Whether you’re hoping to see as many of the 50 states as possible, or simply travel around your new city easily and cheaply, having an understanding of the American travel system will save you both time and money.
And because getting to grips with the transport system in any new country can be daunting as a student, we’ve put together our ultimate to help you find your way around the land of stars and stripes.
The US is a vast country crossing thousands of miles, so if you’re planning a trip and heading anywhere more than a few states away, an internal flight will almost always be your best bet.
You can travel the whole width of the US in just a few hours, so it’s the quickest way to get around, and most cities have one or two airports which run passenger services to nearby towns.
Flights can be expensive, so stick to budget airlines, such as Jet Blue, Southwest, and WestJet. The service on US budget airlines is better than you may be used to on other services, and you’ll often also get leather seats, a television and complimentary snacks and coffee included in your cut-price ticket.
Trains and subways
Trains don’t have a great reputation in the US; they are generally seen by locals as being slow, infrequent and overpriced. Fortunately, you’re unlikely to need them for getting around your city, as while short-distance and commuter trains do exist within most cities, the majority of routes are long distance. Should you decide to take a rail trip to visit friends or for tourism, Amtrak are the main operator – look out for its 15% discount for students.

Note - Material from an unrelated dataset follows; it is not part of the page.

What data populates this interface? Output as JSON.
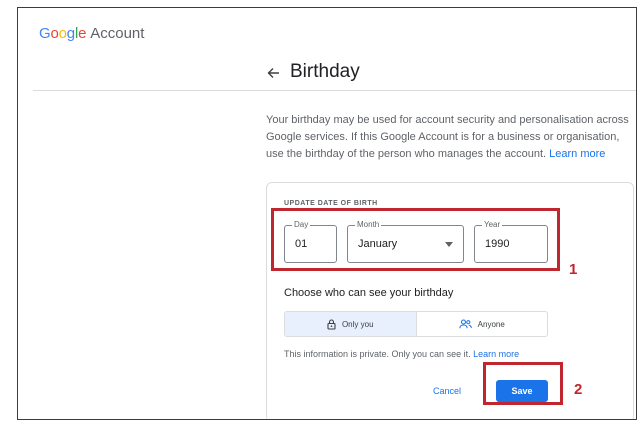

Subway trains run in most major US cities, while some smaller towns and cities have limited systems that run just one or two lines. The average price of a subway trip is around 2$, though you should expect to pay a premium in the largest cities, such as New York.
Buses and coaches
Cheap, safe and reliable and reliable buses have widespread coverage in US towns and cities, and you can buy tickets from the driver or from a bus station (where you can also pick up details on schedules and routes).
Long distance coaches are slow, but are available on a student budget. BoltBus and Megabus a popular, no frills service between major northeastern cities such as New York, Washington, and Philadelphia.
Greyhound buses also run an extensive, low cost service, and can take you to any of 3,700 locations throughout the US. Get yourself a Greyhound Student Advantage Card and you’ll qualify for a discount of up to 40% on bus travel, as well as other discounts – including reduced fares from Amtrak trains.
In larger cities, taxis can be found cruising busy streets, and in other areas can be booked by phone. The cost of these is usually metered, and should cost around $3 a mile, in addition to an initial charge.
America is truly the land of the car, and in many cases residents will prefer to drive than use public transport. This doesn’t necessarily mean joining them makes sense for students though; the costs of car ownership are likely to out of most student budgets. If you do choose to go down this route, buy a used car to save losing a fortune on depreciation costs when you come to sell it at the end of your course, and be sure to purchase your vehicle from a reputable dealer. You’ll need a full driving license and insurance to drive in the US.
It is also possible to rent a car, though you’ll need to be at least 21, and 25 in most cases. This can be costly for short trips, and a better option may be to register with Zipcar, who have cars that can be rented from points on many US campuses by the hour, with prices including fuel and insurance.
Cycling long distance is a bit of a non-starter in the US (interstates and many major roadways prohibit cyclists), but for getting to and from your university and around the city, cycling can be a great option. In fact, cycling is quickly becoming the transport means of choice for students for students who want to save money, a stay fit and reduce their carbon footprint.
Bicycle share schemes are common on campuses and in cities, and allow on-demand cheap rental of bikes that can be returned to conveniently placed docking points around your university or city.
Best College Values have a list of the most cycle-friendly campuses, which you can you use to check the viability of peddling your way to lectures. Be sure to wear a helmet and ensure that you have lights on your bike!
As soon as you’ve figured out the best mode of transport for your time in the US, you’re going to visit these amazing, must-see places:
But don’t say we didn’t warn you! The 50 states of America are filled with fantastic experiences, that might just change you forever. Here’s just a few of them:
And if you’re still absolutely sure you’re going to study in the US, then you’ll should check out these sites:
Not sure which city to choose in the US? From New York to LA, you can follow in the actual footsteps of one of your favourite TV characters: